One of the analysts after the game commented on the hits with, "Those hits on Pronger tonight... I've never seen Pronger hit like that, and I've been watching him play since he came into the NHL."

- Chris Pronger has played 1,272 games in his NHL career. Last night was his first -5 game ever. Couldn't have happened to a nicer guy. But seriously, Pronger tends to rebound like a cheap Vegas buffet, and expect him to come out like a mad dog in game 6. Expect the whole Flyers team to rally in a do-or-die situation.

- Although Leighton was pulled after just one period, I would not be surprised to see him back for game 6. In Chicago, Leighton has a 5.31 GAA and .831 save percentage. But at home, Leighton has a 2.86 GAA and .918 save percentage.

After the game, Chicago team captain Jonathan Toews said, "The line changes obviously looked like a good thing. But the number one thing was the way we played as a team. We all understand in our locker room it doesn't matter who you are playing with. You have to go out there and make a difference." (quote source: NHL)

The Hawks seem very aware of the point they stand upon.

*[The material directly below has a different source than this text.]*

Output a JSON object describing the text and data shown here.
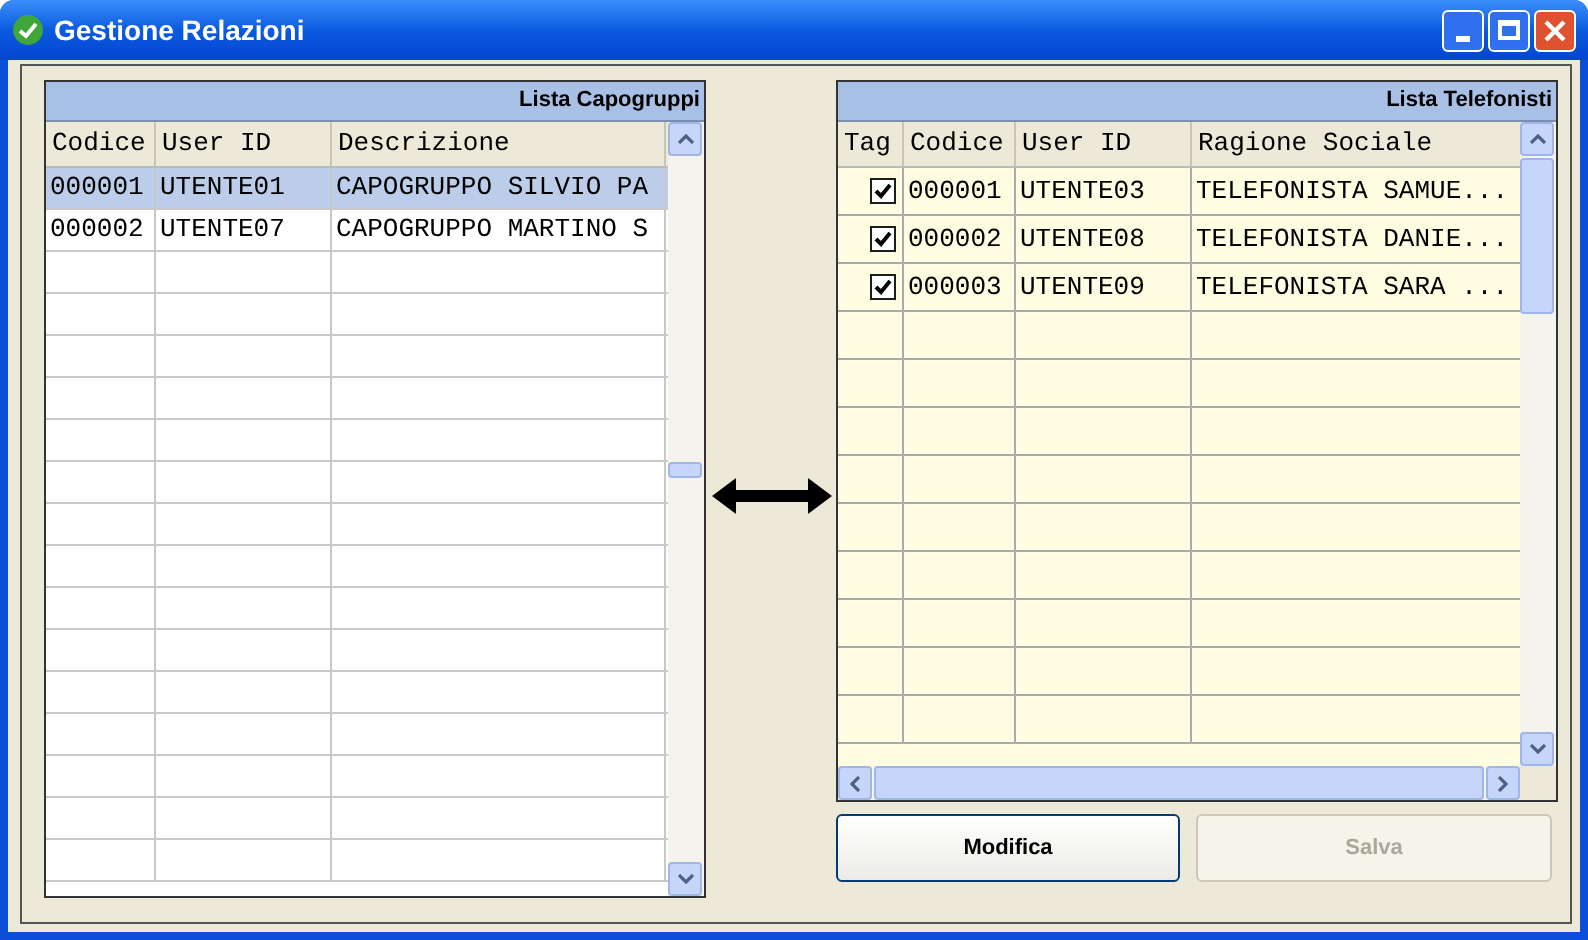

With a day off to rest and recoup today, expect them to go into Philadelphia locked, loaded and ready, with the full awareness that their performance will directly translate into whether or not they bring that bright, shiny, silver "one goal" home with them on the plane or have to wait for game 7.